The author describes her murder-solving viscount as ‘Mr Darcy with a James Bond edge’ and it’s kinda perfect. Sebastian (the right kind of name for someone to be obsessed with, don’t you think?) is a handsome, wealthy aristocrat with a strong sense of right, an attention to dress and wild cat-like eyes, who can fire a pistol and ride a horse while hunting down a maniacal killer through the outskirts of mad King George’s London… truly, what else does a girl need? Why don’t we throw in that he’s a returned soldier from the Napoleonic wars who is still haunted by his experiences, that he is keenly respectful of women, has virtually adopted a street urchin (who sometimes helps him in his investigations by scouting out the seedier sides of the great metropole) and drives the ‘ton’ bonkers by his refusal to conform to their prejudiced elitist ways. And he spends a reasonable amount of time lazing around his lover’s bedroom in the nude (or at least shirt off) pre- or post- love-making.

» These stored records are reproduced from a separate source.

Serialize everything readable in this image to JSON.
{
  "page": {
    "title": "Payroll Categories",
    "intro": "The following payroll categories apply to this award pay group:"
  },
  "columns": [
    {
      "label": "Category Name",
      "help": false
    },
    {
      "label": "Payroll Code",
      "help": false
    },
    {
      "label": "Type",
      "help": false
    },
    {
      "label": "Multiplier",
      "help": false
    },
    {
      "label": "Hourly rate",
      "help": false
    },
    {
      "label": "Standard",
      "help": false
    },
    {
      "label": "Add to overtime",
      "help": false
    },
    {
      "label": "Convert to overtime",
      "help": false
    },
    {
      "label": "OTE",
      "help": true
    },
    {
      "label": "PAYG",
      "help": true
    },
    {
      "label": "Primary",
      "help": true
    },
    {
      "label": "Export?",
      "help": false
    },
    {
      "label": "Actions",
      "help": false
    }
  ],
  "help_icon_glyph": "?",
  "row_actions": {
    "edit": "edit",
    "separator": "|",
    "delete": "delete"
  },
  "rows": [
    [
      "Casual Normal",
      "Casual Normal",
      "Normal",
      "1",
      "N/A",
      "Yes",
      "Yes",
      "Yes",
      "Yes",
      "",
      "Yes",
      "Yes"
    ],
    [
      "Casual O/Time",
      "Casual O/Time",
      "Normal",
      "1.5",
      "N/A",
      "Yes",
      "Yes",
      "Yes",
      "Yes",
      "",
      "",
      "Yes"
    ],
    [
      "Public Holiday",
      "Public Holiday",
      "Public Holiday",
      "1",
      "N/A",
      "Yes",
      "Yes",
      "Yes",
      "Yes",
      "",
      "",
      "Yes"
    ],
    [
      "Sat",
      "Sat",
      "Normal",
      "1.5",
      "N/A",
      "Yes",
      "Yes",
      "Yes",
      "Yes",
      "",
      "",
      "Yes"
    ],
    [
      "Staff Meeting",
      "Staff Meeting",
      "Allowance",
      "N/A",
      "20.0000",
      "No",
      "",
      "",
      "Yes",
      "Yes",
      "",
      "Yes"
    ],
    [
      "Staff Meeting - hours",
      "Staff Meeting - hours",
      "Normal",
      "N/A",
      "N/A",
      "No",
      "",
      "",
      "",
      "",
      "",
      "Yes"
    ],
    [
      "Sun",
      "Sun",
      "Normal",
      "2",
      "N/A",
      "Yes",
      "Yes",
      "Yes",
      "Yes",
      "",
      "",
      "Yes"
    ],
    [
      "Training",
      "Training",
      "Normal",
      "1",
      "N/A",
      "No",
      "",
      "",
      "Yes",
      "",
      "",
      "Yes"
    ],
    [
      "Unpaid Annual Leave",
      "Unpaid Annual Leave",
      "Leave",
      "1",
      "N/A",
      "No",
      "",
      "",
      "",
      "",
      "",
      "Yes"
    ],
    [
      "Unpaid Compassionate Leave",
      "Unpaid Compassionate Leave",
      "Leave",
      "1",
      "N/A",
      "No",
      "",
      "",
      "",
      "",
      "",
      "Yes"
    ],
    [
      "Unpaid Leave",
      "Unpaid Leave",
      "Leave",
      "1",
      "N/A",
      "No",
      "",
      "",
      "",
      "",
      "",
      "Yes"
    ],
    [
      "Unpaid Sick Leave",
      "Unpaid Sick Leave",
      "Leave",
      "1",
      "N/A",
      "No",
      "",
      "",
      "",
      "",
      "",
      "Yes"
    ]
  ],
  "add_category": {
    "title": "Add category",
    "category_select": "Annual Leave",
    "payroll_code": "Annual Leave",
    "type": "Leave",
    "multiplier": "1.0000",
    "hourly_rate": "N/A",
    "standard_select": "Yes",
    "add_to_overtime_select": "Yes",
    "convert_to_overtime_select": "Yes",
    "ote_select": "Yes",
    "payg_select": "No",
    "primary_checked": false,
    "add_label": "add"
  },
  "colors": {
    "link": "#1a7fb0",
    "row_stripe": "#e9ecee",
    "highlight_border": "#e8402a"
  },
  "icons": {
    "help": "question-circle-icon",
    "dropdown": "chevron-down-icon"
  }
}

Anyone breathing a tad heavier yet…?

It’s funny, because I’d never think of myself as a ‘romance’ reader but when it pops up in a novel as a sub-plot I’m all for it and in fact occasionally wish for more of it. Not that the St Cyr novels are romance novels – solving the murders is the key – I  guess I just find them so indulgent and enjoyable that perhaps for me, they are my Mills n Boon. And I don’t mean this in any disrespectful way!

The author, CS Harris, is an accomplished writer of a few genres and one of them is romances (check out her great blog here) so there’s definitely an undertone of passion and its accoutrements in these novels. 

In this third adventure – Why Mermaids Sing (which never fails to remind me of one of Val McDermid’s Tony Hill novels – who would have thought mermaids had so much to do with sinister murdering?) – the endearing magistrate Sir Henry Lovejoy asks Sebastian to help him solve the murders of a growing number of young men with no seeming connection apart from being found horrifyingly mutilated and in public places. What links these poor fellows? Is it simply random? Or could it be something to do with their fathers and a devastating voyage from the subcontinent? Could in fact one of society’s taboos have been broken for the sake of survival? Or could one of Sebastian’s former military colleagues be indulging his bloodthirsty urges back in the Motherland?

I just love these books and am fighting the urge to order the fourth one while it is still in hardback (in these GFC times one should try to limit one’s discretionary spending).  They are fun, thrilling, interesting and entertaining reading. They would be absolutely perfect for a BBC mini-series … though I’m yet to work out who should play our hero. I’ve passed on the fever to my mother and have recently thrust them in the hands of a dear friend, and now I want to reach out of this little screen and pop them in your lap. It’s winter here in the southern hemisphere, after all, so plump up that pillow, butter a crumpet, slip on your bed socks and hunker down for a fine time.

*  Disclosure: Pile o’ Books worked on the first and second Sebastian St Cyr novels.